According to the World Health Organization, 285 million people in the world have a visual impairment and 39 million people are blind. While blindness, including 75 percent of corneal disease, often is curable, poverty leaves treatment out of reach for millions of people. According to WHO, 12.7 million of the world's blind are waiting for cornea transplants, including six million people in India, yet in any given year only one in seventy will receive one.
The gift from Kohli, the founder of the Tej Kohli Cornea Institute in Hyderabad, India, will establish the Tej Kohli Cornea Program at MEE and enable researchers to pursue affordable, non-surgical solutions for corneal blindness, including the use of molecular technology for rapid diagnosis and early detection of corneal infection, as well as treatment with GelCORE, an adhesive biomaterial that can replace corneal tissue.

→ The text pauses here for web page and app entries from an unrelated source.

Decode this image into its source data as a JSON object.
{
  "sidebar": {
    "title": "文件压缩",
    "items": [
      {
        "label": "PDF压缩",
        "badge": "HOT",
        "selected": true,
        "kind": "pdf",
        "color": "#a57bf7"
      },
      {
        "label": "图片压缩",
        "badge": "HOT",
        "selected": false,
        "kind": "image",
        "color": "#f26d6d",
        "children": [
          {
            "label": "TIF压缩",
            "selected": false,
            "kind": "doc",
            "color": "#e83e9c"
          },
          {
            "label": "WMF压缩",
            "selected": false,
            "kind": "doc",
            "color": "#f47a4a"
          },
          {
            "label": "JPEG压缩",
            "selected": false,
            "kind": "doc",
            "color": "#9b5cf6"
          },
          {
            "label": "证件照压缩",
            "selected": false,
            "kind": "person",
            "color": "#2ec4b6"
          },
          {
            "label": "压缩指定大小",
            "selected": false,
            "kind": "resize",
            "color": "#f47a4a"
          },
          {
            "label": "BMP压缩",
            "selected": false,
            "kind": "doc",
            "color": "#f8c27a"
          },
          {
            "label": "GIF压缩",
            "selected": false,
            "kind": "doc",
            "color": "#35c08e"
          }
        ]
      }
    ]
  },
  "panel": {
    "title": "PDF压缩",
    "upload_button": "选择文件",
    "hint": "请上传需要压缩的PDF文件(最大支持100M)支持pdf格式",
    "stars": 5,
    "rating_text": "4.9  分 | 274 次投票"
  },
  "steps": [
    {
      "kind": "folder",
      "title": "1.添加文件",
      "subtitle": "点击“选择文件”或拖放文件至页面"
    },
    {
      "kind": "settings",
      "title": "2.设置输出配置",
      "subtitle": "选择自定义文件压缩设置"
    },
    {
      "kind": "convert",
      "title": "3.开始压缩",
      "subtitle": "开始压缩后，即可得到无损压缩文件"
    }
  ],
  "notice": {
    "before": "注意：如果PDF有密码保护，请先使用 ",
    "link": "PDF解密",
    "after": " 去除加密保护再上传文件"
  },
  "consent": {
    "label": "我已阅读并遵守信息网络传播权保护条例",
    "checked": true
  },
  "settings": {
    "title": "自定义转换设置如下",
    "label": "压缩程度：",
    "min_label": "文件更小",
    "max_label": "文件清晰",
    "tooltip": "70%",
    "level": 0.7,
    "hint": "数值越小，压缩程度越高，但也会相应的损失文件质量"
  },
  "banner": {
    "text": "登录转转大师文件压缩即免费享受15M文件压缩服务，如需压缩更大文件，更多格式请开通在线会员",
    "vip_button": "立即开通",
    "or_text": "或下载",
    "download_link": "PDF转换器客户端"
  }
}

"Biotechnology is in a chain reaction of exponential technological progression and rapid development that offers unprecedented new opportunities to improve human life," said Kohli. "What we think we can achieve with biotechnology is a non-surgical solution to corneal blindness that can be applied through a syringe like a vaccine. Mass Eye and Ear is one of the leading centers of excellence in the world, and my $2 million donation is to help ensure that the development of a technological solution to eliminating corneal blindness becomes a reality."
(Photo credit: Gettyimages – tunatura)